Barbara Hunt McLanahan, who headed a variety of important New York arts institutions, has died of cancer-related causes, according to the city’s Children’s Museum of the Arts, where she served as executive director. She was 55.
William Floyd, the president of the CMA’s board, said in a statement, “Barbara was a remarkable leader, truly a force of nature: dynamic, brilliant, passionate and above all deeply devoted to her family, of which she considered CMA to be a part—and we, her. She has left an indelible mark that can be seen in every aspect of the museum.”
McLanahan’s decorated career included stints as the executive director of Artists Space (which she led from 2000 to 2006) and the Judd Foundation (2006–13), both in New York. Prior to leading those institutions, she had also overseen Visual AIDS, a New York–based organization dedicated to supporting HIV-positive artists, and she had worked at Camerawork Gallery + Darkroom in London.
“Barbara was a force of nature, an incredible spirit, and an important friend and mentor to many in our community,” Visual AIDS said in a statement. “During her years as executive director of Visual AIDS, she stewarded the legacy of the organization while propelling it into the future. She holds an important place in Visual AIDS’s history and in our hearts, and will be greatly missed.”
McLanahan had served as the CMA’s director since 2013. Under her tenure, the museum moved to a new space in New York’s SoHo neighborhood and celebrated its 30th anniversary. Her family has established the Barbara Hunt McLanahan Memorial Fund, which will support programs dedicated to children with disabilities at the museum.
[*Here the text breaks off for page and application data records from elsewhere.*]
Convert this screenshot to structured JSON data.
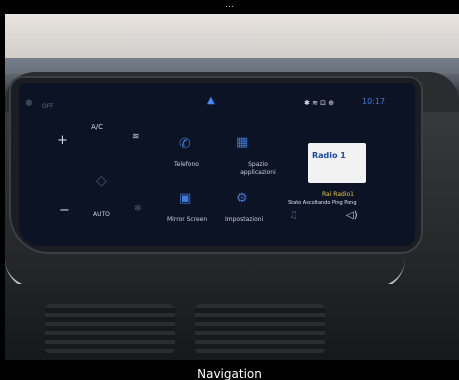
{
  "top_caption": "...",
  "bottom_caption": "Navigation",
  "climate": {
    "off_label": "OFF",
    "ac_label": "A/C",
    "auto_label": "AUTO",
    "plus": "+",
    "minus": "−"
  },
  "apps": [
    {
      "label": "Telefono"
    },
    {
      "label": "Spazio applicazioni"
    },
    {
      "label": "Mirror Screen"
    },
    {
      "label": "Impostazioni"
    }
  ],
  "status": {
    "time": "10:17"
  },
  "media": {
    "station": "Rai Radio1",
    "now_playing": "Stato Ascoltando Ping Pong",
    "logo_text": "Radio 1"
  }
}
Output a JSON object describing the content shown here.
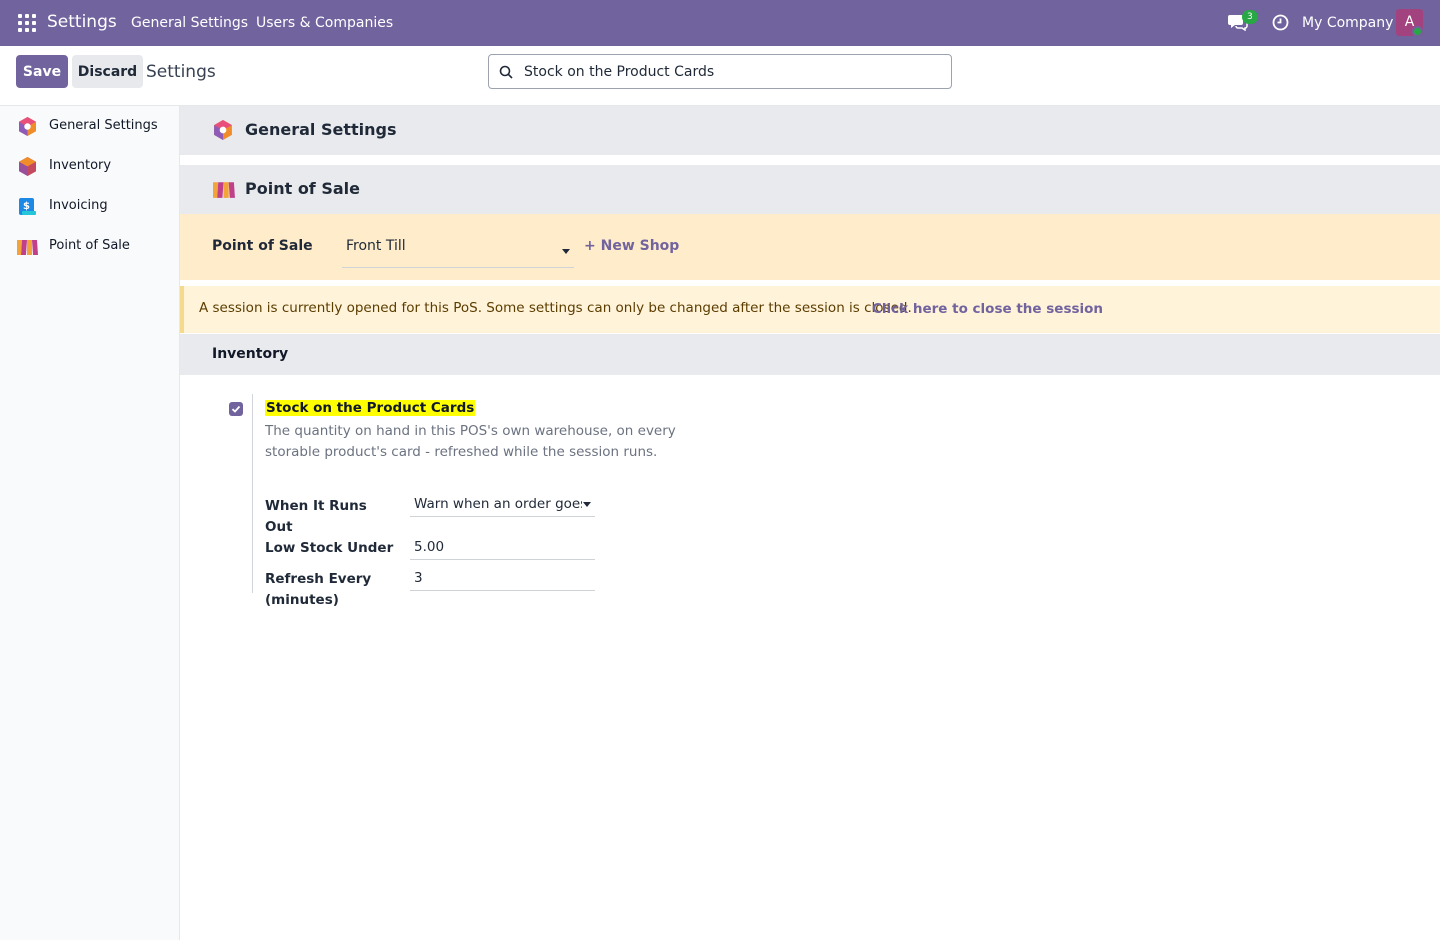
{
  "navbar": {
    "app_name": "Settings",
    "menu": [
      "General Settings",
      "Users & Companies"
    ],
    "chat_count": "3",
    "company": "My Company",
    "avatar_initial": "A",
    "brand_color": "#71639e"
  },
  "control_panel": {
    "save_label": "Save",
    "discard_label": "Discard",
    "title": "Settings",
    "search_value": "Stock on the Product Cards"
  },
  "sidebar": {
    "items": [
      {
        "label": "General Settings",
        "icon": "settings-hexagon-icon"
      },
      {
        "label": "Inventory",
        "icon": "inventory-cube-icon"
      },
      {
        "label": "Invoicing",
        "icon": "invoicing-icon"
      },
      {
        "label": "Point of Sale",
        "icon": "point-of-sale-icon"
      }
    ]
  },
  "main": {
    "general_settings_header": "General Settings",
    "pos_header": "Point of Sale",
    "pos_field_label": "Point of Sale",
    "pos_selected": "Front Till",
    "new_shop_label": "+ New Shop",
    "session_alert_text": "A session is currently opened for this PoS. Some settings can only be changed after the session is closed.",
    "session_alert_link": "Click here to close the session",
    "inventory_header": "Inventory",
    "setting": {
      "checked": true,
      "title": "Stock on the Product Cards",
      "description": "The quantity on hand in this POS's own warehouse, on every storable product's card - refreshed while the session runs.",
      "fields": [
        {
          "label": "When It Runs Out",
          "value": "Warn when an order goes below zero"
        },
        {
          "label": "Low Stock Under",
          "value": "5.00"
        },
        {
          "label": "Refresh Every (minutes)",
          "value": "3"
        }
      ]
    }
  }
}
Alongside her leadership roles, McLanahan served on the boards of a variety of institutions, including the Carmago Foundation in Cassis, France, and the African and Asian Visual Arts Archive. In 2006 she was named a Chevalier of France’s Ordre des Arts et des Lettres.